To describe the story anymore would be to ruin a really interesting and entertaining piece of Sci-Fi from British writer/director Garland. The film obviously takes us to places that we originally did not expect from our opening sequences and certainly more than one character, human and/or machine, may be more than they first appear. Garland brilliantly guides us into his set-up and gets us very interested and emotionally invested in what’s going on and then, slowly starts to pull the rug out from under us, gradually, so we at first don’t realize it. Does Bateman have a hidden agenda?…does Caleb?…or does Ava? It’s a subtle but intense journey to find out what is really going on in this remote home/research facility and one that leaves us thinking about where artificial intelligence ends and sentient life begins. It’s a subject also touched upon in last year’s equally intriguing The Machine, but Garland doesn’t bother going onto the broader implications of A.I. as weapons or something as equally cliché or grandiose, but goes deeper than that to a far more intimate and emotional arena. Just how human can these creations get…and what effect will that have on us? Where does programming end and legitimate emotions begin? Where is the line and when does it disappear?…and what if it does? Do we treat these ‘machines’ as such, or as humans? Garland definitely posses a lot of intriguing questions while skillfully entertaining us with a story that can be equal parts endearing and disturbing. On a technical level, this modestly budgeted thriller has a really interesting visual style with a stark contrast of the gorgeous Norway locations used for the exterior sequences and the colder and more sterile interior of Bateman’s home/lab. The interiors sometimes evoke Kubricks 2001: A Space Odyssey with it’s almost sterile and functional interior design that contrast it’s occupant with Bateman’s, casual, shoeless and unshaven appearance. Garland has a nice eye for shot framing and it is captured well by cinematographer Rob Hardy whose lighting adds a lot of mood and atmosphere. There is also a very moody electronic score by Ben Salisbury and Geoff Barrow and the special visual FX are excellently carried out in presenting Ava and some of the more fantastic elements. A very impressive production on a limited budget.
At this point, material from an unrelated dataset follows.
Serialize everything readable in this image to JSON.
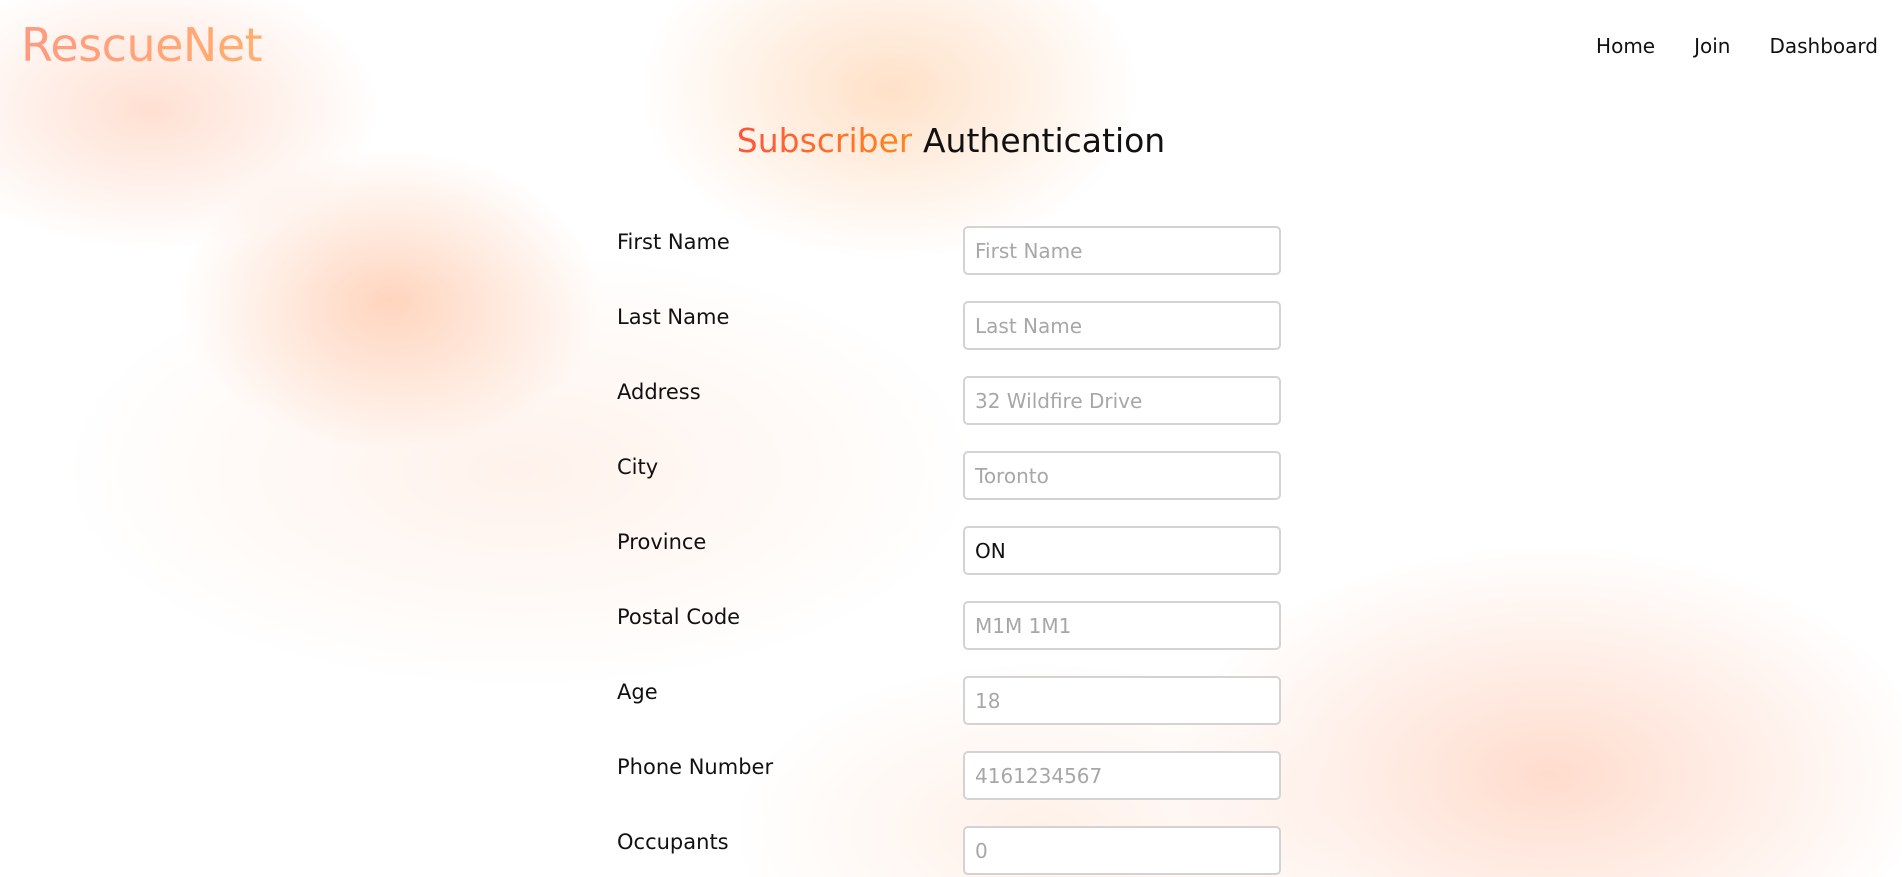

The cast is excellent! Domhnall Gleeson is perfect as the programmer whisked into the lair of his company CEO and shown wonders he never expected. He obviously starts to have feelings for Ava and the actor makes you believe these feelings are real…and you understand his actions based on them. Oscar Isaac creates an eccentric yet brilliant man with his Nathan Bateman. He is also a man that seems troubled and may have a very dark side and Isaac let’s that bubble just below the surface before our story really starts to show Bateman’s true nature and agenda. As Ava, Alicia Vikander is totally enchanting. We understand how Caleb can start to fall for her, despite her being a machine and Vikander makes her innocent, yet intelligent and gives her a charm and vulnerability which is very convincing…and distracting. Rounding out is Soyona Mizuno as Bateman’s personal assistant Kyoko, who doesn’t speak any English and Mizuno gives her a nice air of mystery that suits the story tone.
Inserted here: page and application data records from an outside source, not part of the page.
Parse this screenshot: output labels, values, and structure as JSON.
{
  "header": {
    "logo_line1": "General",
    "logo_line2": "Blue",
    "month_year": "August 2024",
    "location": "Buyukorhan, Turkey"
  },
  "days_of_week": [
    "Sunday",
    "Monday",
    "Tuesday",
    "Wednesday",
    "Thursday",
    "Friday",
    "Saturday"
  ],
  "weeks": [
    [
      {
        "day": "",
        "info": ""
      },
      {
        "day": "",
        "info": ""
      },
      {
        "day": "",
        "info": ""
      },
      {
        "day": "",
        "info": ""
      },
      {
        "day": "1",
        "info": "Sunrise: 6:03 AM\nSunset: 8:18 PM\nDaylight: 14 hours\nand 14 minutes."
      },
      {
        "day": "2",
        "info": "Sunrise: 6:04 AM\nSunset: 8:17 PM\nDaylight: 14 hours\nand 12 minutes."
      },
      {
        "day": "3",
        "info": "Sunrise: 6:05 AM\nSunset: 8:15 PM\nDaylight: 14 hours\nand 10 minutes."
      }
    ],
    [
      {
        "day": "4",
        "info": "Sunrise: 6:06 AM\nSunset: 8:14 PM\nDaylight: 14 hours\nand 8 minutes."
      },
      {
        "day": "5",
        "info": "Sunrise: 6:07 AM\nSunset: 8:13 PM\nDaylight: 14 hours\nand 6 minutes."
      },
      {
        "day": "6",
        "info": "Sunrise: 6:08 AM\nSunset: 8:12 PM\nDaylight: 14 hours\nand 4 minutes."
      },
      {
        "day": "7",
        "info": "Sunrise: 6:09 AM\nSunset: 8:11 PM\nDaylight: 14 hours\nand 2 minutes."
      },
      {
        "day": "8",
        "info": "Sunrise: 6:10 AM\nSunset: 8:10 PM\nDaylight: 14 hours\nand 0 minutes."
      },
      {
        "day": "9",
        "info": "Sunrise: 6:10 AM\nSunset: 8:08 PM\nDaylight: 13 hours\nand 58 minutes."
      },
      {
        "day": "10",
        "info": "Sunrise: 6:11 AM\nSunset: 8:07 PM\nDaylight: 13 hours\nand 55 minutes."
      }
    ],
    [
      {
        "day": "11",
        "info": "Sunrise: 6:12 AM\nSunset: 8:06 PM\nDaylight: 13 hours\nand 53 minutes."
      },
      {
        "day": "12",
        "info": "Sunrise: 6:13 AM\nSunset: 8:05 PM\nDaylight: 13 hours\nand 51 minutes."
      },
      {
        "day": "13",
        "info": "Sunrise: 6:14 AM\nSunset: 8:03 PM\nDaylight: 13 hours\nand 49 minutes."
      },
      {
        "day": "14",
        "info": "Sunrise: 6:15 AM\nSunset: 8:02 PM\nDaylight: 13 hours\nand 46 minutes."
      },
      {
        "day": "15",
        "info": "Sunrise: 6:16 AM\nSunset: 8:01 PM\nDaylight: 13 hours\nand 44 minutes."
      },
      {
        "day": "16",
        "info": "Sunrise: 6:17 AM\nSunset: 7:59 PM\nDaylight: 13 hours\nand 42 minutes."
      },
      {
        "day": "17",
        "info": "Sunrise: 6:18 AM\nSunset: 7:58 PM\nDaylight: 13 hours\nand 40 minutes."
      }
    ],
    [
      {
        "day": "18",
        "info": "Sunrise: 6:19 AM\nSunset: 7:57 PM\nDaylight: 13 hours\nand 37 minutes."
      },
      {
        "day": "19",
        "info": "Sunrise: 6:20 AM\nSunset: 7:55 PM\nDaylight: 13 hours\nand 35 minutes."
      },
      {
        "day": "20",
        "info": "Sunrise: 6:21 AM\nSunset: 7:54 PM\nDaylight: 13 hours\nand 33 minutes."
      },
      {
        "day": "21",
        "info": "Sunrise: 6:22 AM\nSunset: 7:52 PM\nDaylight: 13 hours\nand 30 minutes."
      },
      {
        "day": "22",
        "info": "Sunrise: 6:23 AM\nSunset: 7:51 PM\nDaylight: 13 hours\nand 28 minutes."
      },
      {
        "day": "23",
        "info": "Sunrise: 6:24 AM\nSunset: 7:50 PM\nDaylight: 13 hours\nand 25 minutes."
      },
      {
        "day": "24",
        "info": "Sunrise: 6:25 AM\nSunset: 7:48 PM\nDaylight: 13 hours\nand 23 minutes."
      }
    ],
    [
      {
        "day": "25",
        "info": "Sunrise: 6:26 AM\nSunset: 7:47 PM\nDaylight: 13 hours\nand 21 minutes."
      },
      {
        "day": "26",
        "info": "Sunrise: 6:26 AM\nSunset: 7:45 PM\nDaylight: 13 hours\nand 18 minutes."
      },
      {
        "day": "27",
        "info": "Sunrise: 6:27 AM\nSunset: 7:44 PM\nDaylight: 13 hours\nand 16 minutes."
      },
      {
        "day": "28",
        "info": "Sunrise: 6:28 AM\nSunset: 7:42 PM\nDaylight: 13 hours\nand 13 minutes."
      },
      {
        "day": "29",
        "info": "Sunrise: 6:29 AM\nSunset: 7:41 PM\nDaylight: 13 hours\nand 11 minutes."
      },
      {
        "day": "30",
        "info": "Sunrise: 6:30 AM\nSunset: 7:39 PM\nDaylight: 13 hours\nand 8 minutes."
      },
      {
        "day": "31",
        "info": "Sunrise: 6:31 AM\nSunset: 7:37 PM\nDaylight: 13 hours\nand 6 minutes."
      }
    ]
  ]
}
In conclusion I really loved this movie. It’s thought provoking, skillfully crafted and keeps one intrigued and guessing. It is intelligently written, but avoids pretension and it can be very very entertaining and a bit disturbing when it needs to be. Definitely will go on my list of best films of the year.

-MonsterZero NJ

  4 Avas.

ex machina rating

bars